In response to the disaster, members of Lakeview Baptist started serving meals and operating as a shelter April 25. The church has served as many as 300 meals a day to flood victims and workers including law enforcement personnel. The church also housed several people who stayed overnight, Allison said.

Needs have declined as flood victims have evacuated to live with family and friends away from the area and to a high school in Tiptonville being operated as a shelter by the Red Cross, Allison said.

In addition to providing meals, church members have placed sandbags and helped residents pack up household items.

Jerry Leggett, associate pastor at Second Baptist Church in Union City, said he has lived there all of his life and was shocked at the flooding despite the construction of many levees over the years since the flood of 1937.

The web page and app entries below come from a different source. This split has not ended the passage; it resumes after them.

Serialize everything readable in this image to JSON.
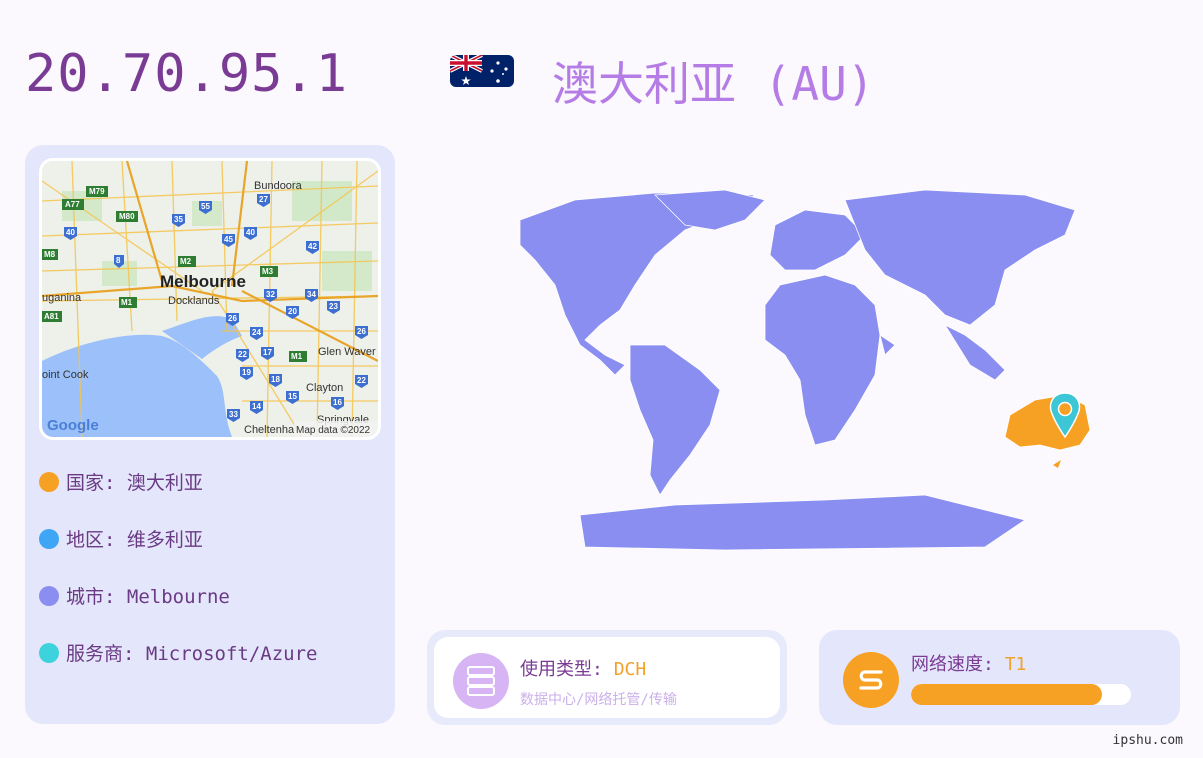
{
  "ip": "20.70.95.1",
  "country_title": "澳大利亚 (AU)",
  "map": {
    "city_label": "Melbourne",
    "places": [
      "Bundoora",
      "Docklands",
      "Glen Waver",
      "oint Cook",
      "Clayton",
      "Springvale",
      "Cheltenha",
      "uganina"
    ],
    "road_labels": [
      "M79",
      "A77",
      "M80",
      "M8",
      "A81",
      "M1",
      "M2",
      "M3",
      "M1"
    ],
    "route_numbers": [
      "55",
      "27",
      "35",
      "40",
      "45",
      "40",
      "42",
      "8",
      "32",
      "34",
      "23",
      "26",
      "20",
      "24",
      "26",
      "22",
      "17",
      "19",
      "18",
      "15",
      "16",
      "14",
      "33",
      "22"
    ],
    "google_label": "Google",
    "attribution": "Map data ©2022"
  },
  "info": [
    {
      "label": "国家: 澳大利亚",
      "color": "#f7a124"
    },
    {
      "label": "地区: 维多利亚",
      "color": "#3ea6f5"
    },
    {
      "label": "城市: Melbourne",
      "color": "#8a8ef0"
    },
    {
      "label": "服务商: Microsoft/Azure",
      "color": "#3dd3dd"
    }
  ],
  "usage": {
    "title": "使用类型: ",
    "value": "DCH",
    "subtitle": "数据中心/网络托管/传输"
  },
  "speed": {
    "title": "网络速度: ",
    "value": "T1",
    "level_fraction": 0.87
  },
  "watermark": "ipshu.com",
  "colors": {
    "land": "#8a8ef0",
    "highlight": "#f7a124",
    "pin": "#3dc6d6"
  }
}
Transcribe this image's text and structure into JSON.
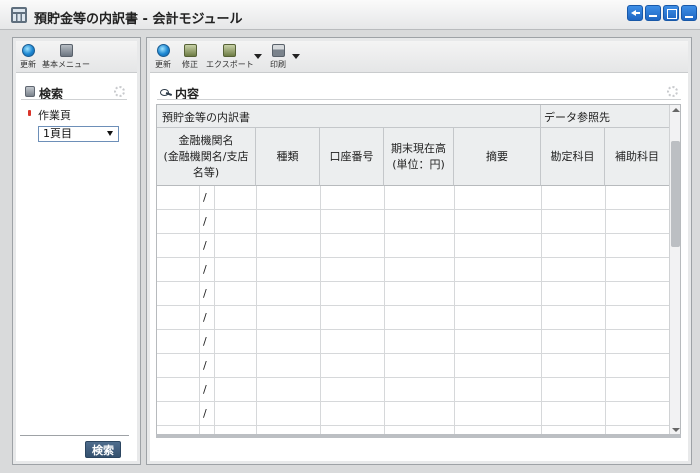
{
  "window": {
    "title": "預貯金等の内訳書 - 会計モジュール"
  },
  "left_toolbar": {
    "refresh": "更新",
    "basic_menu": "基本メニュー"
  },
  "right_toolbar": {
    "refresh": "更新",
    "edit": "修正",
    "export": "エクスポート",
    "print": "印刷"
  },
  "search_panel": {
    "title": "検索",
    "worksheet_label": "作業頁",
    "worksheet_value": "1頁目",
    "search_button": "検索"
  },
  "content": {
    "title": "内容",
    "group_main": "預貯金等の内訳書",
    "group_ref": "データ参照先",
    "columns": {
      "bank_line1": "金融機関名",
      "bank_line2": "(金融機関名/支店",
      "bank_line3": "名等)",
      "type": "種類",
      "account": "口座番号",
      "balance_line1": "期末現在高",
      "balance_line2": "(単位：円)",
      "summary": "摘要",
      "account_title": "勘定科目",
      "sub_account": "補助科目"
    },
    "rows": [
      {
        "sep": "/"
      },
      {
        "sep": "/"
      },
      {
        "sep": "/"
      },
      {
        "sep": "/"
      },
      {
        "sep": "/"
      },
      {
        "sep": "/"
      },
      {
        "sep": "/"
      },
      {
        "sep": "/"
      },
      {
        "sep": "/"
      },
      {
        "sep": "/"
      }
    ]
  }
}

The educational space and fellowship hall of New Mitchell Grove Baptist Church in Halls was flooded. The parking lot of Southside Baptist Church in Dyersburg was flooded, though the church building was safe. The congregation met at the Municipal Courthouse in Dyersburg May 8.

Allison, the Tiptonville pastor, predicted the crisis will continue for a couple of weeks. He asked Tennessee Baptists for continued prayers and thanked them and others who have helped.

"We're a small, tight-knit community here," he said, adding that the help "means so much to us here."

Martin King is editor of the Illinois Baptist (www.ibsa.org/illinoisbaptist/current), newsjournal of the Illinois State Baptist Association; Connie Davis Bushey is news editor of the Baptist and Reflector (www.tnbaptist.org/BRNews.asp), newsjournal of the Tennessee Baptist Convention.

Copyright (c) 2011 Southern Baptist Convention, Baptist Press www.BPNews.net